  • can I trust my cloud provider?

Data sovereignty is currently a hot topic, thanks in part to Edward Snowden exposing the NSA's clandestine electronic surveillance and data mining program PRISM. The ability to deploy our data-centers locally has been one of SMX's strengths since we first started selling email security services in 2005. This decision was driven by the design of our platform which enables SMX to efficiently deploy multiple data-centers around the world, all managed from our headquarters in Auckland, New Zealand. Our argument was that if we can keep our customer's data local to them, they and the people they communicate with will have a better user experience. In parallel to this we can also satisfy customer concerns around their data falling into the wrong hands and, in some of the jurisdictions SMX deploys in, international data costs are a real concern so reducing cost has also been an argument for customers to use our services.

Recently we've seen those design decisions bearing fruit with the revelations about the NSA's spying programs and the ramifications for non-US companies. For example, Britain's The Guardian revealed the lengths Microsoft went to to cooperate with the NSA by:

  • providing the NSA with a way to view encrypted chat sessions on the Outlook.com website
  • giving easy access to Microsoft's cloud storage service Skydrive 
  • working with the NSA to provide access to Skype video calls (Skype audio calls were already available to the NSA).
Microsoft have come out publicly to say that they "only ever comply with orders about specific accounts or identifiers" however the fact that the NSA has boasted about the amount of traffic being collected via Skype, for example, or the ease with which they can read "encrypted" Outlook.com chat sessions tends to indicate Microsoft aren't telling the truth.

Contrast Microsoft's actions with those of Yahoo, who have been subject to the same requests from the NSA as Microsoft.
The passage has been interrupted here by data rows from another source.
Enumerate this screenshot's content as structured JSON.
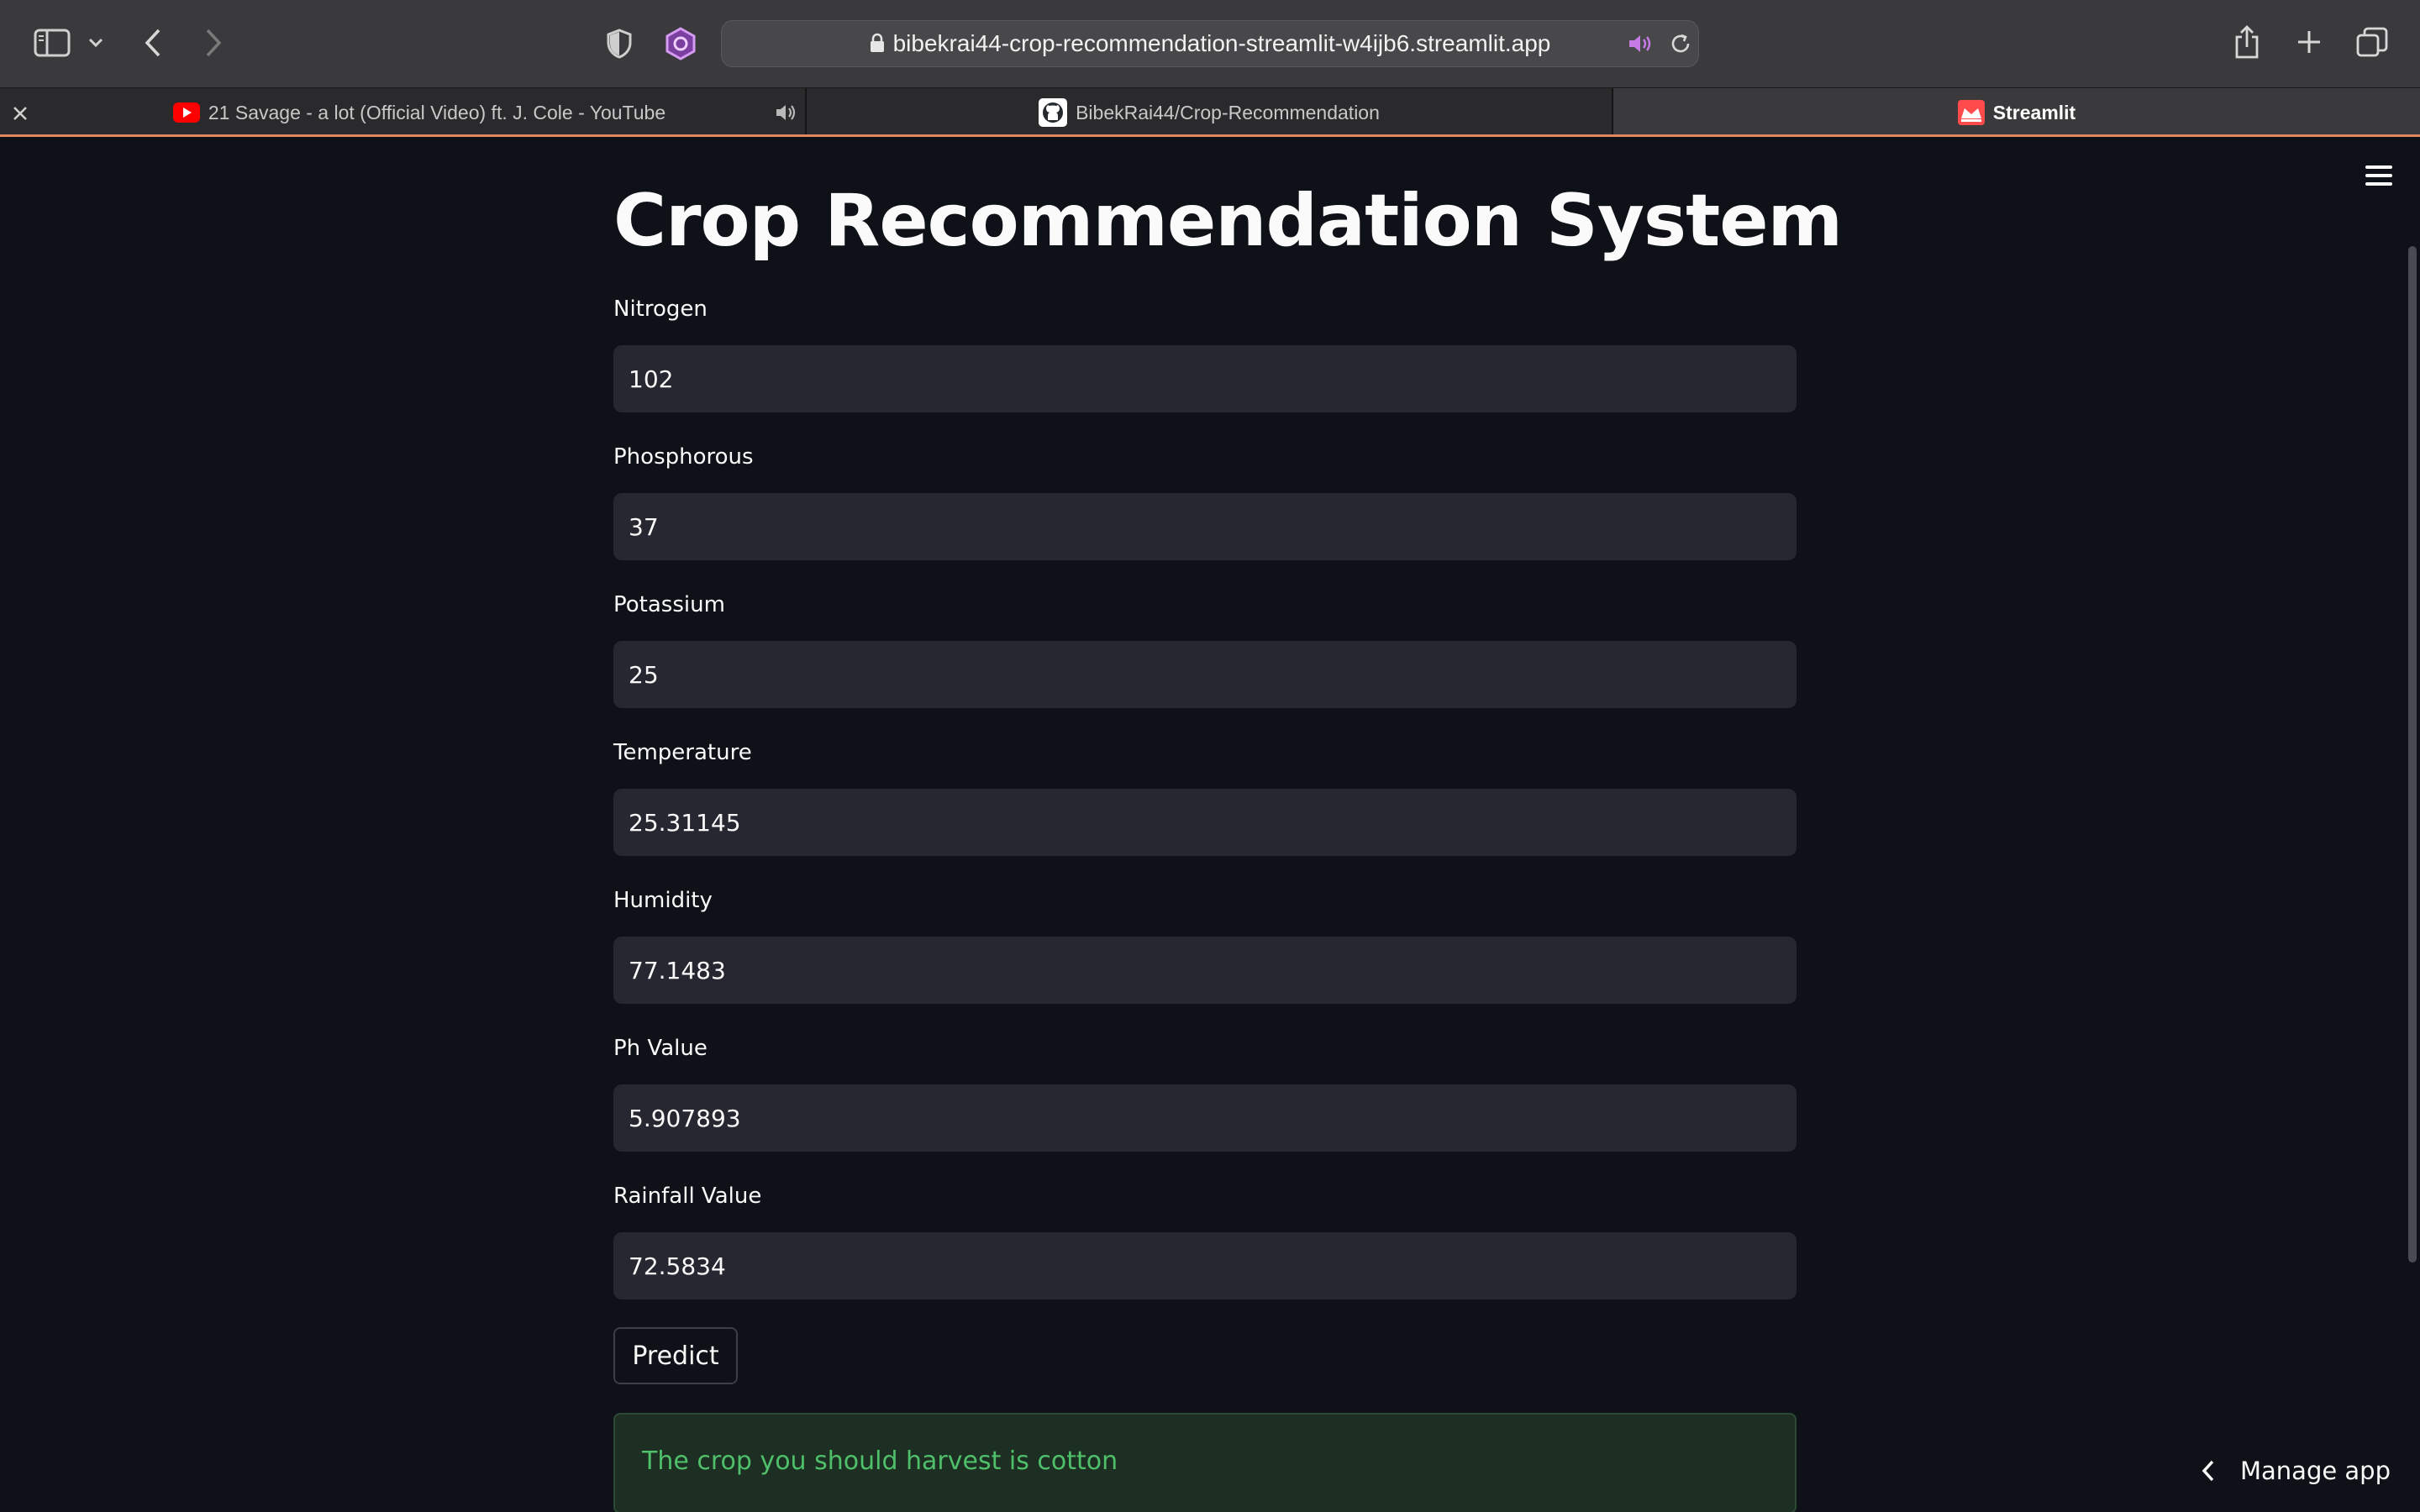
{
  "browser": {
    "url": "bibekrai44-crop-recommendation-streamlit-w4ijb6.streamlit.app",
    "tabs": [
      {
        "label": "21 Savage - a lot (Official Video) ft. J. Cole - YouTube",
        "icon": "youtube-icon",
        "audio": true
      },
      {
        "label": "BibekRai44/Crop-Recommendation",
        "icon": "github-icon"
      },
      {
        "label": "Streamlit",
        "icon": "streamlit-icon",
        "active": true
      }
    ]
  },
  "app": {
    "title": "Crop Recommendation System",
    "fields": [
      {
        "label": "Nitrogen",
        "value": "102"
      },
      {
        "label": "Phosphorous",
        "value": "37"
      },
      {
        "label": "Potassium",
        "value": "25"
      },
      {
        "label": "Temperature",
        "value": "25.31145"
      },
      {
        "label": "Humidity",
        "value": "77.1483"
      },
      {
        "label": "Ph Value",
        "value": "5.907893"
      },
      {
        "label": "Rainfall Value",
        "value": "72.5834"
      }
    ],
    "predict_label": "Predict",
    "result": "The crop you should harvest is cotton",
    "manage_app": "Manage app"
  },
  "colors": {
    "background": "#0e1117",
    "input": "#262730",
    "success_bg": "#1d2f23",
    "success_text": "#4fbf6a",
    "streamlit_red": "#ff4b4b",
    "youtube_red": "#ff0000"
  }
}
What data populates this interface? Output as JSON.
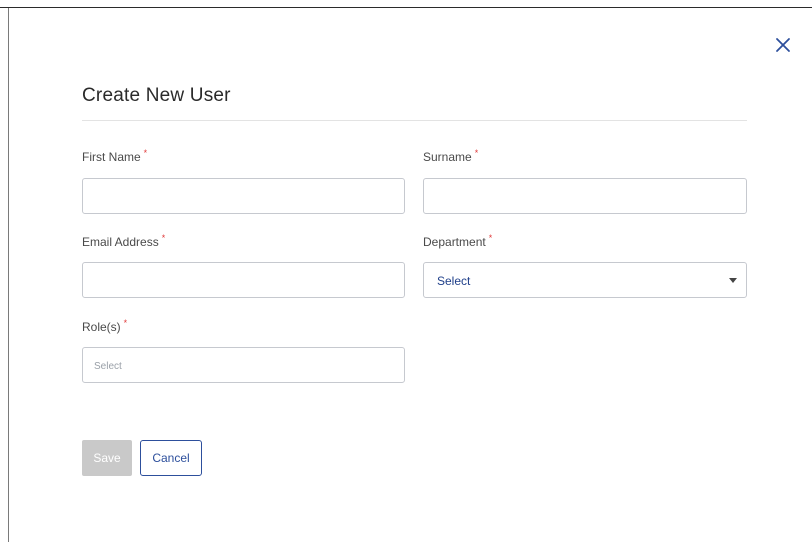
{
  "dialog": {
    "title": "Create New User",
    "close_icon": "close-icon",
    "accent_color": "#2d4f9c",
    "required_color": "#e03b3b"
  },
  "form": {
    "first_name": {
      "label": "First Name",
      "required_mark": "*",
      "value": "",
      "placeholder": ""
    },
    "surname": {
      "label": "Surname",
      "required_mark": "*",
      "value": "",
      "placeholder": ""
    },
    "email": {
      "label": "Email Address",
      "required_mark": "*",
      "value": "",
      "placeholder": ""
    },
    "department": {
      "label": "Department",
      "required_mark": "*",
      "selected": "Select",
      "icon": "chevron-down-icon"
    },
    "roles": {
      "label": "Role(s)",
      "required_mark": "*",
      "placeholder": "Select"
    }
  },
  "actions": {
    "save_label": "Save",
    "cancel_label": "Cancel"
  }
}
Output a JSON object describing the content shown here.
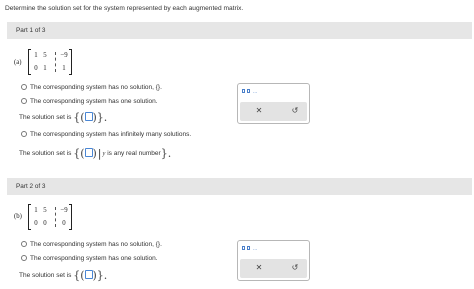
{
  "instructions": "Determine the solution set for the system represented by each augmented matrix.",
  "parts": [
    {
      "header": "Part 1 of 3",
      "label": "(a)",
      "matrix": [
        [
          "1",
          "5",
          "−9"
        ],
        [
          "0",
          "1",
          "1"
        ]
      ],
      "options": {
        "no_solution": "The corresponding system has no solution, {}.",
        "one_solution": "The corresponding system has one solution.",
        "solution_set_prefix": "The solution set is",
        "infinite": "The corresponding system has infinitely many solutions.",
        "infinite_set_prefix": "The solution set is",
        "y_var": "y",
        "any_real": "is any real number"
      }
    },
    {
      "header": "Part 2 of 3",
      "label": "(b)",
      "matrix": [
        [
          "1",
          "5",
          "−9"
        ],
        [
          "0",
          "0",
          "0"
        ]
      ],
      "options": {
        "no_solution": "The corresponding system has no solution, {}.",
        "one_solution": "The corresponding system has one solution.",
        "solution_set_prefix": "The solution set is"
      }
    }
  ],
  "tools": {
    "clear_symbol": "✕",
    "undo_symbol": "↺",
    "icon": "ordered-pair-template-icon"
  },
  "colors": {
    "accent": "#4a86d4",
    "part_bar": "#e6e6e6",
    "tool_bar": "#e3e3e3"
  }
}
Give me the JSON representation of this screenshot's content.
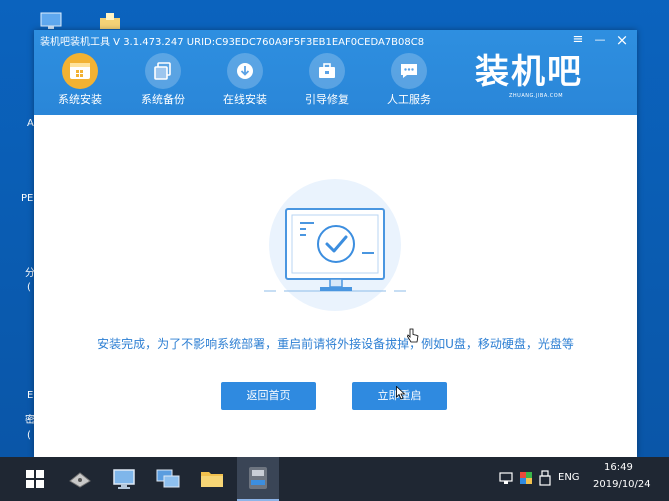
{
  "window": {
    "title": "装机吧装机工具 V 3.1.473.247 URID:C93EDC760A9F5F3EB1EAF0CEDA7B08C8",
    "controls": {
      "menu": "≡",
      "minimize": "—",
      "close": "×"
    }
  },
  "nav": {
    "items": [
      {
        "label": "系统安装",
        "icon": "windows-install-icon",
        "active": true
      },
      {
        "label": "系统备份",
        "icon": "backup-icon",
        "active": false
      },
      {
        "label": "在线安装",
        "icon": "download-icon",
        "active": false
      },
      {
        "label": "引导修复",
        "icon": "toolbox-icon",
        "active": false
      },
      {
        "label": "人工服务",
        "icon": "chat-icon",
        "active": false
      }
    ]
  },
  "logo": {
    "text": "装机吧",
    "subtitle": "ZHUANG.JIBA.COM"
  },
  "main": {
    "message": "安装完成，为了不影响系统部署，重启前请将外接设备拔掉，例如U盘，移动硬盘，光盘等",
    "buttons": {
      "home": "返回首页",
      "restart": "立即重启"
    },
    "hero_icon": "monitor-check-icon"
  },
  "desktop": {
    "fragments": [
      "A",
      "PE",
      "分",
      "(",
      "E",
      "密",
      "("
    ]
  },
  "taskbar": {
    "tray": {
      "language": "ENG",
      "time": "16:49",
      "date": "2019/10/24"
    }
  },
  "colors": {
    "accent": "#2f8ae0",
    "titlebar": "#2a86d8",
    "active_nav": "#f2b233",
    "message_text": "#2d7fd3",
    "taskbar": "#1f2733",
    "desktop": "#0a5bb0"
  }
}
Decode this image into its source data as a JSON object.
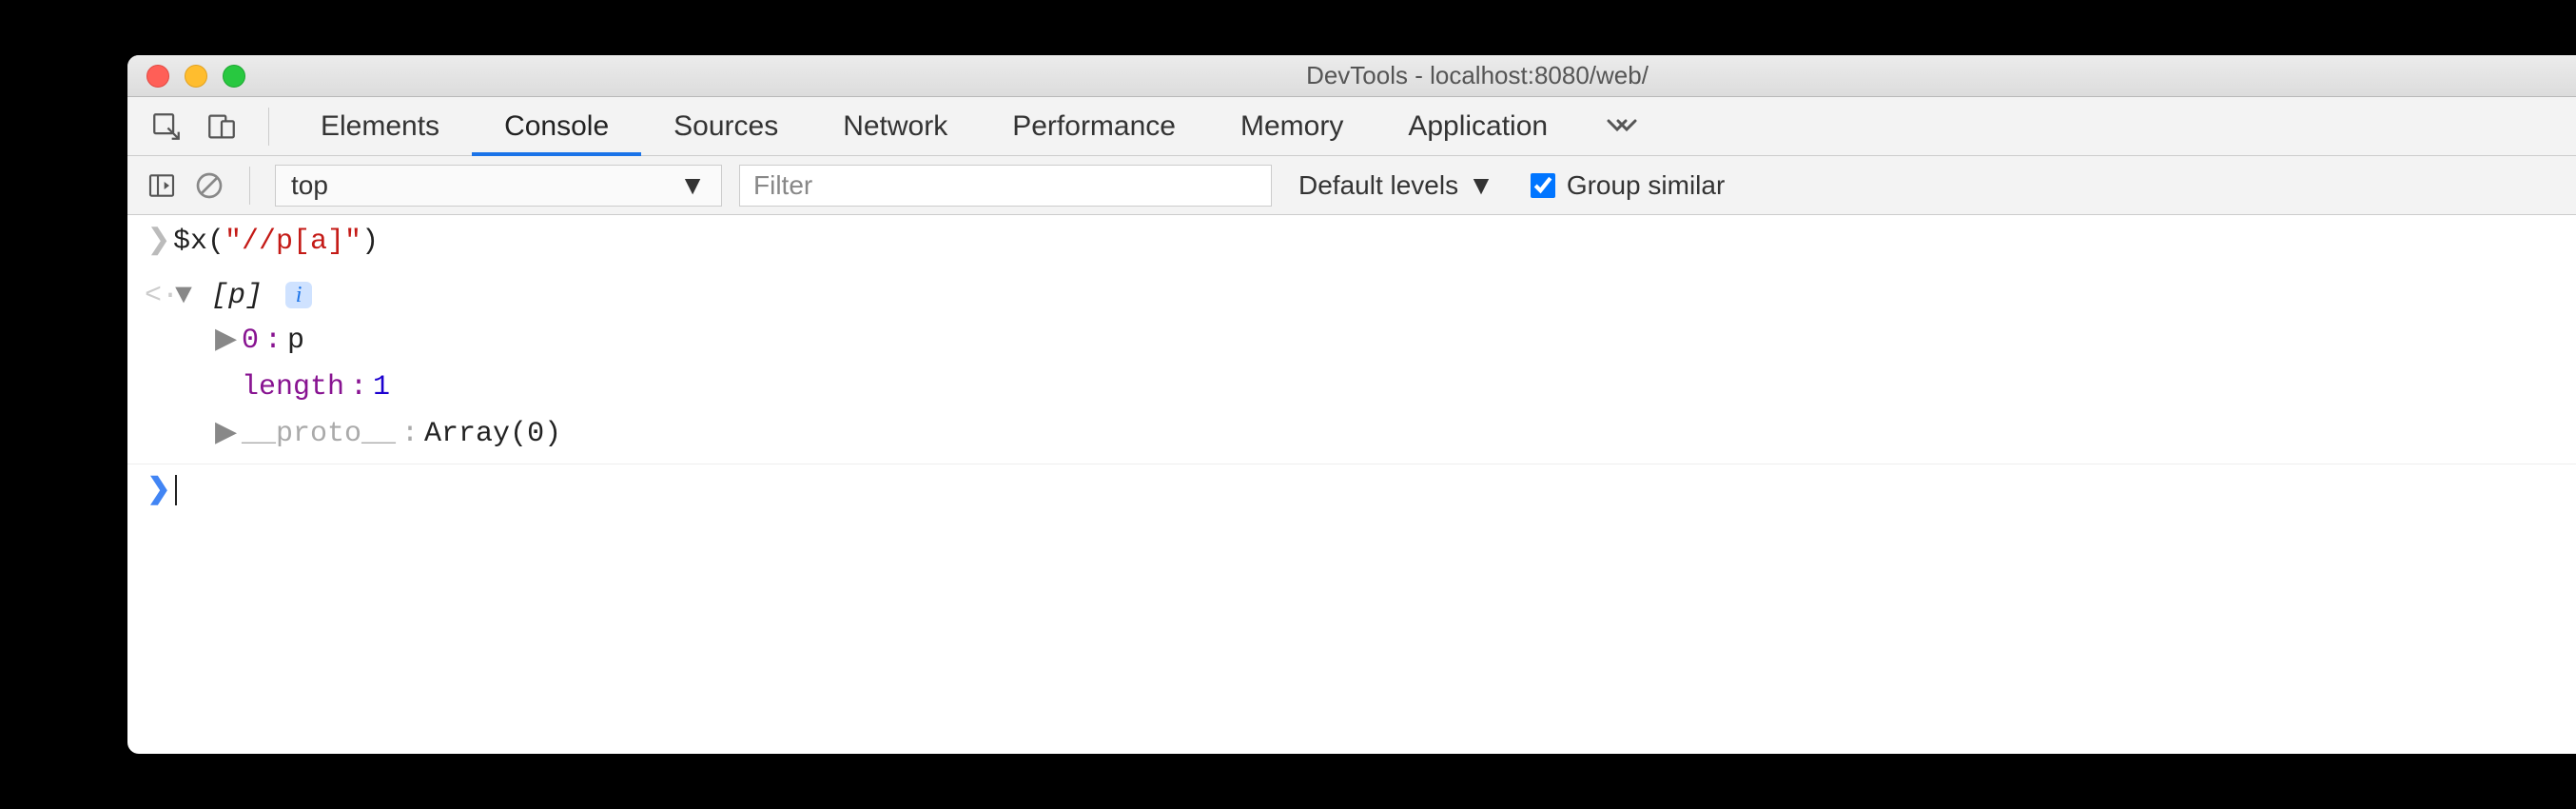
{
  "window": {
    "title": "DevTools - localhost:8080/web/"
  },
  "tabs": {
    "items": [
      "Elements",
      "Console",
      "Sources",
      "Network",
      "Performance",
      "Memory",
      "Application"
    ],
    "active_index": 1
  },
  "console_toolbar": {
    "context": "top",
    "filter_placeholder": "Filter",
    "levels_label": "Default levels",
    "group_similar_label": "Group similar",
    "group_similar_checked": true
  },
  "console": {
    "input_expr": {
      "fn": "$x",
      "arg_string": "\"//p[a]\""
    },
    "result": {
      "summary_open": "[",
      "summary_item": "p",
      "summary_close": "]",
      "entries": [
        {
          "key": "0",
          "val": "p",
          "expandable": true
        },
        {
          "key": "length",
          "val": "1",
          "numeric": true
        },
        {
          "key": "__proto__",
          "val": "Array(0)",
          "expandable": true,
          "dim": true
        }
      ]
    }
  }
}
In Yahoo's case however they decided to fight the NSA's requests. Yahoo have recently won a fight with the US government to unseal a court decision dating from 2008 forcing Yahoo to hand-over customer data to the NSA's PRISM program. So not all companies were as happy as Microsoft to assist the NSA with their snooping programs.

You might be asking yourself "so what does all this have to do with my company?". Well, would you trust your data to a company that so willingly hands access over to a foreign government? And even if you don't have anything to hide, the fact that a huge number of companies share information with the US government in a 2-way relationship means that your company's confidential data could easily make its way to one of your competitors.

These are the (serious) privacy issues involved in selecting an off-shore cloud provider; then there are the support issues. Are you as a business owner, CIO or IT manager able to get hold of your cloud provider for support at 3am on a Sunday morning if you need to? Or will you be left on your own to do support for someone else's application?

How about SLAs for this service? Picking on Office 365 for a minute, they currently offer an uptime SLA of 99.9%, which is basically a day a year when you won't have access to your email. Not that big a deal I guess, but look a bit further at the SLA document and you'll see that if Office 365 is down for 1% of the time in a calendar month (i.e. 8 hours, or 1 whole day) you're only entitled to a 50% service credit. And if Office 365 is down for 36 hours or more  in that month (<95% availability) then you're entitled to a 100% service credit.

The question you'd have to ask yourself now is "Is it worth the risk?"

By choosing a cloud provider located in your region you can cover off one of the most important questions raised by cloud customers: where is my data stored? You can also minimise the number of opportunities for you to lose access to your data due to network problems, as well as limiting the risk of your data falling into the wrong hands. The trust question is much more complex but anyone considering out-sourcing their IT requirements to the cloud needs to fully trust their provider - in the eyes of your customers and partners your IT performance is directly related to the performance of your cloud provider.